INFORMATION GIVEN ->
○ ○ ○ ○

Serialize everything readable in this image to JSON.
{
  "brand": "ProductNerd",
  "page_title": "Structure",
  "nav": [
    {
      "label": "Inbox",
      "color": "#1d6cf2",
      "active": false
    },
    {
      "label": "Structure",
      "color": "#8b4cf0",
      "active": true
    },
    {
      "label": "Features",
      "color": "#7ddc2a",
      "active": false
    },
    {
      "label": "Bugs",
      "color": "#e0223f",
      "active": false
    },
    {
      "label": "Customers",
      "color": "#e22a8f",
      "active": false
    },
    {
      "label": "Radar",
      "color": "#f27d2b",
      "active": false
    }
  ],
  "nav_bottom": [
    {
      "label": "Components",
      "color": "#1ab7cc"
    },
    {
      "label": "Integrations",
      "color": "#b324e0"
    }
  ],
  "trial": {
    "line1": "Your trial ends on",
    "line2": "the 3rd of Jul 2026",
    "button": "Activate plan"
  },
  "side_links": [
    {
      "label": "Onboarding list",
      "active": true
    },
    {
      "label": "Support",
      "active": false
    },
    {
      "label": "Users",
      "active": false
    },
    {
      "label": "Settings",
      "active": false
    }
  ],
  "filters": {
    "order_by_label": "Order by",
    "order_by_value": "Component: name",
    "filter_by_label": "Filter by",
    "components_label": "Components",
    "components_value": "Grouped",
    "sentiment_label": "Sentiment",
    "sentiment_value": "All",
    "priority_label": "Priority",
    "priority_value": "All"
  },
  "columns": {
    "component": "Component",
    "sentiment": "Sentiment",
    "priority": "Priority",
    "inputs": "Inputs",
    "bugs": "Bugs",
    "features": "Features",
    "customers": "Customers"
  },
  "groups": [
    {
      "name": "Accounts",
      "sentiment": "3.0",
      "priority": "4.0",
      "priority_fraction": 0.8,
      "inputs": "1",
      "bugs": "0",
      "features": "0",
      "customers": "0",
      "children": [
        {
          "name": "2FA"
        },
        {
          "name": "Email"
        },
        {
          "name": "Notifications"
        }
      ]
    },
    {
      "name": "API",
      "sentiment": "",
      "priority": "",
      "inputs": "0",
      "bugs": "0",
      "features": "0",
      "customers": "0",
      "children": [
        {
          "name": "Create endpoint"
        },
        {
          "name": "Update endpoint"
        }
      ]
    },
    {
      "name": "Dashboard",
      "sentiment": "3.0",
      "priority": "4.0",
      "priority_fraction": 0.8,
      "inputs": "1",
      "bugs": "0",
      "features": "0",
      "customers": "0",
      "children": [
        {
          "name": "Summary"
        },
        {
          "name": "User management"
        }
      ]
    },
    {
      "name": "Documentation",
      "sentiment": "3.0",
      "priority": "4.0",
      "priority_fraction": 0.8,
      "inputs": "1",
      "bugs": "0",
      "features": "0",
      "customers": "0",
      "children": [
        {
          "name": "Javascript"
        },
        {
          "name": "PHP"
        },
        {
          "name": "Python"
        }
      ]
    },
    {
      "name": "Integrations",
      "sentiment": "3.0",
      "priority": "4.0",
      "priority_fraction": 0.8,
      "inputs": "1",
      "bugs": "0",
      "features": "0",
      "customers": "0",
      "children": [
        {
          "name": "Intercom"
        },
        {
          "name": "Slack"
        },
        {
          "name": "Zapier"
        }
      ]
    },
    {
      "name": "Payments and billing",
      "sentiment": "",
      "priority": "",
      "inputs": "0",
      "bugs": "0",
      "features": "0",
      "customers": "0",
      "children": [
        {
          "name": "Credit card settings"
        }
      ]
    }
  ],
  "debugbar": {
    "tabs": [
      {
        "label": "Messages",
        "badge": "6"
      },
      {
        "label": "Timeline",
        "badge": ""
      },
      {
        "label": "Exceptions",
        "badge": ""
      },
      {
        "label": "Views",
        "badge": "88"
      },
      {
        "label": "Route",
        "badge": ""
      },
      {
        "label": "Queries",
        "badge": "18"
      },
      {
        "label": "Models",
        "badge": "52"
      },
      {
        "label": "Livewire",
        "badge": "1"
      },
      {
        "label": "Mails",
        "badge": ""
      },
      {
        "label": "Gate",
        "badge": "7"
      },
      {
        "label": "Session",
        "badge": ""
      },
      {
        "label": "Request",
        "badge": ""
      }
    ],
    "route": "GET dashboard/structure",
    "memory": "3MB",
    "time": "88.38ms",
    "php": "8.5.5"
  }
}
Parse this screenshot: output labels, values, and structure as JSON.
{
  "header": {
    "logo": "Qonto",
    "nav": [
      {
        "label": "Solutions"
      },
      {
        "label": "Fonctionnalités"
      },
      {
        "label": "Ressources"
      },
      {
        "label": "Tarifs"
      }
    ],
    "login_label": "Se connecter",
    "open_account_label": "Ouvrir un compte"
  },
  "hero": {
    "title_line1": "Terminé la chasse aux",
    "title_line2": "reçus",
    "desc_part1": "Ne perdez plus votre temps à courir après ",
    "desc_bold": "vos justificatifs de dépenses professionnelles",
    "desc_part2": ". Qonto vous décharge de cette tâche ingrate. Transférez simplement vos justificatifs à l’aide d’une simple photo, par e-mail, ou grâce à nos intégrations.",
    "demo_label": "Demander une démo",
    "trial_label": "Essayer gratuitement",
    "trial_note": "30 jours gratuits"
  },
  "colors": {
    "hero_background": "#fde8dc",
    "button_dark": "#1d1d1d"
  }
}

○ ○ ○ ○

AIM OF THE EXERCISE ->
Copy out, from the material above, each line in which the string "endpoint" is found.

TASK RESULT ->
          "name": "Create endpoint"
          "name": "Update endpoint"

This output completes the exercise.